*PROBLEM TO WORK ON*. In full and without deviation, reproduce the records that follow.

:: RAW DATA

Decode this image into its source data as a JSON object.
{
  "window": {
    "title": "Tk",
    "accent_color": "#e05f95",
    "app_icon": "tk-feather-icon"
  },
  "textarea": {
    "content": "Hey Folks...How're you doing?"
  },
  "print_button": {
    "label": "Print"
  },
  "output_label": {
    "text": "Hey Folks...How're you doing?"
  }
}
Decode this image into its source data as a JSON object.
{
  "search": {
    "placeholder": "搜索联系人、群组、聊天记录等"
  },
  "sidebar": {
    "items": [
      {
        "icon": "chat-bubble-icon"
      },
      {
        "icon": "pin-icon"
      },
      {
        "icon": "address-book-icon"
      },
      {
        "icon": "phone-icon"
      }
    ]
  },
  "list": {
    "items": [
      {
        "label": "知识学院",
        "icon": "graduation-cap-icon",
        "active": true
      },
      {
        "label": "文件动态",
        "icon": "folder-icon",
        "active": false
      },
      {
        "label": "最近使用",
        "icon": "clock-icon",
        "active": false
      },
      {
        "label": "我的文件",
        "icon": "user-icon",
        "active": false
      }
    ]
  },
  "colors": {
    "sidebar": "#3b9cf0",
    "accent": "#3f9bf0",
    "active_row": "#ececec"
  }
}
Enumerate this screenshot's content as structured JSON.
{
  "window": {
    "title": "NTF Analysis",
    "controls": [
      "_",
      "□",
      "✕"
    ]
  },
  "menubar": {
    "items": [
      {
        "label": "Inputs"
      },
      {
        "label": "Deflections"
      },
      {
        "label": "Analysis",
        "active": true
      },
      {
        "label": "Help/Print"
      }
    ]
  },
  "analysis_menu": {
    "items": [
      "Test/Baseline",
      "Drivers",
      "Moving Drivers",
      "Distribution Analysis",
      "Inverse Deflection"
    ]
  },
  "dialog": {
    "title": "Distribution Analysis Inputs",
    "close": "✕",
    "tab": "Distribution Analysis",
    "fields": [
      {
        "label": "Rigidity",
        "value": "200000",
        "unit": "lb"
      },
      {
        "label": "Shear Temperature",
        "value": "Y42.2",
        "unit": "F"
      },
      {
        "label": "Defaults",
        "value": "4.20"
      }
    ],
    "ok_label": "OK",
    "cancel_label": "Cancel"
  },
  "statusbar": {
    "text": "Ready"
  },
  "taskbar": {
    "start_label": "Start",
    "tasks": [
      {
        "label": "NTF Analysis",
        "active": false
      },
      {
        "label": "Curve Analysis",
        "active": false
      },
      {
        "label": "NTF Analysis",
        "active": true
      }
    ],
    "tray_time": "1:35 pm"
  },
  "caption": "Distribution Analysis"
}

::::

*FINAL ANSWER*.
Decode this image into its source data as a JSON object.
{
  "window": {
    "title": "Tk",
    "accent_color": "#e05f95",
    "app_icon": "tk-feather-icon"
  },
  "textarea": {
    "content": "Hey Folks...How're you doing?"
  },
  "print_button": {
    "label": "Print"
  },
  "output_label": {
    "text": "Hey Folks...How're you doing?"
  }
}
Decode this image into its source data as a JSON object.
{
  "search": {
    "placeholder": "搜索联系人、群组、聊天记录等"
  },
  "sidebar": {
    "items": [
      {
        "icon": "chat-bubble-icon"
      },
      {
        "icon": "pin-icon"
      },
      {
        "icon": "address-book-icon"
      },
      {
        "icon": "phone-icon"
      }
    ]
  },
  "list": {
    "items": [
      {
        "label": "知识学院",
        "icon": "graduation-cap-icon",
        "active": true
      },
      {
        "label": "文件动态",
        "icon": "folder-icon",
        "active": false
      },
      {
        "label": "最近使用",
        "icon": "clock-icon",
        "active": false
      },
      {
        "label": "我的文件",
        "icon": "user-icon",
        "active": false
      }
    ]
  },
  "colors": {
    "sidebar": "#3b9cf0",
    "accent": "#3f9bf0",
    "active_row": "#ececec"
  }
}
Enumerate this screenshot's content as structured JSON.
{
  "window": {
    "title": "NTF Analysis",
    "controls": [
      "_",
      "□",
      "✕"
    ]
  },
  "menubar": {
    "items": [
      {
        "label": "Inputs"
      },
      {
        "label": "Deflections"
      },
      {
        "label": "Analysis",
        "active": true
      },
      {
        "label": "Help/Print"
      }
    ]
  },
  "analysis_menu": {
    "items": [
      "Test/Baseline",
      "Drivers",
      "Moving Drivers",
      "Distribution Analysis",
      "Inverse Deflection"
    ]
  },
  "dialog": {
    "title": "Distribution Analysis Inputs",
    "close": "✕",
    "tab": "Distribution Analysis",
    "fields": [
      {
        "label": "Rigidity",
        "value": "200000",
        "unit": "lb"
      },
      {
        "label": "Shear Temperature",
        "value": "Y42.2",
        "unit": "F"
      },
      {
        "label": "Defaults",
        "value": "4.20"
      }
    ],
    "ok_label": "OK",
    "cancel_label": "Cancel"
  },
  "statusbar": {
    "text": "Ready"
  },
  "taskbar": {
    "start_label": "Start",
    "tasks": [
      {
        "label": "NTF Analysis",
        "active": false
      },
      {
        "label": "Curve Analysis",
        "active": false
      },
      {
        "label": "NTF Analysis",
        "active": true
      }
    ],
    "tray_time": "1:35 pm"
  },
  "caption": "Distribution Analysis"
}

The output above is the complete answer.